> **Activity**
From the entries, copy each line that includes "arrow".

> **Extracted data**
◇ ◇ ◇ ◇ ◇

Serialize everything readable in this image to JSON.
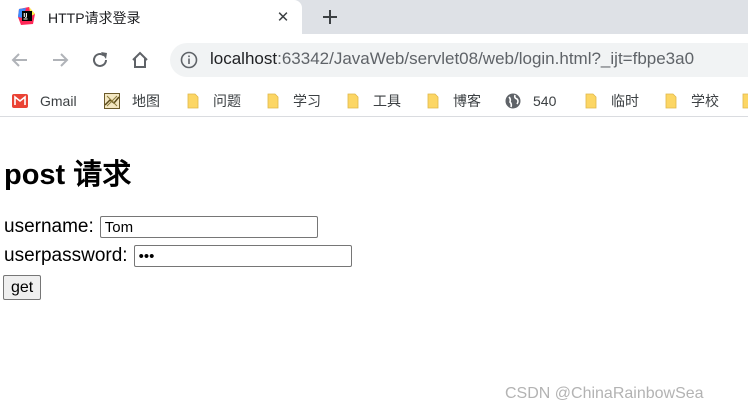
{
  "browser": {
    "tab": {
      "title": "HTTP请求登录",
      "close_glyph": "✕",
      "favicon": "jetbrains-icon"
    },
    "new_tab_icon": "plus-icon",
    "nav": {
      "back_icon": "arrow-left-icon",
      "forward_icon": "arrow-right-icon",
      "reload_icon": "reload-icon",
      "home_icon": "home-icon"
    },
    "address": {
      "host": "localhost",
      "rest": ":63342/JavaWeb/servlet08/web/login.html?_ijt=fbpe3a0",
      "info_icon": "info-icon"
    },
    "bookmarks": [
      {
        "label": "Gmail",
        "icon": "gmail-icon"
      },
      {
        "label": "地图",
        "icon": "map-icon"
      },
      {
        "label": "问题",
        "icon": "folder-icon"
      },
      {
        "label": "学习",
        "icon": "folder-icon"
      },
      {
        "label": "工具",
        "icon": "folder-icon"
      },
      {
        "label": "博客",
        "icon": "folder-icon"
      },
      {
        "label": "540",
        "icon": "globe-icon"
      },
      {
        "label": "临时",
        "icon": "folder-icon"
      },
      {
        "label": "学校",
        "icon": "folder-icon"
      }
    ]
  },
  "page": {
    "heading": "post 请求",
    "username_label": "username:",
    "username_value": "Tom",
    "password_label": "userpassword:",
    "password_value": "•••",
    "submit_label": "get"
  },
  "watermark": "CSDN @ChinaRainbowSea",
  "colors": {
    "tabstrip_bg": "#dee1e6",
    "omnibox_bg": "#f1f3f4",
    "folder_yellow": "#fcd664",
    "gmail_red": "#ea4335"
  }
}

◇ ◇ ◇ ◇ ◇

> **Result for this task**
      "back_icon": "arrow-left-icon",
      "forward_icon": "arrow-right-icon",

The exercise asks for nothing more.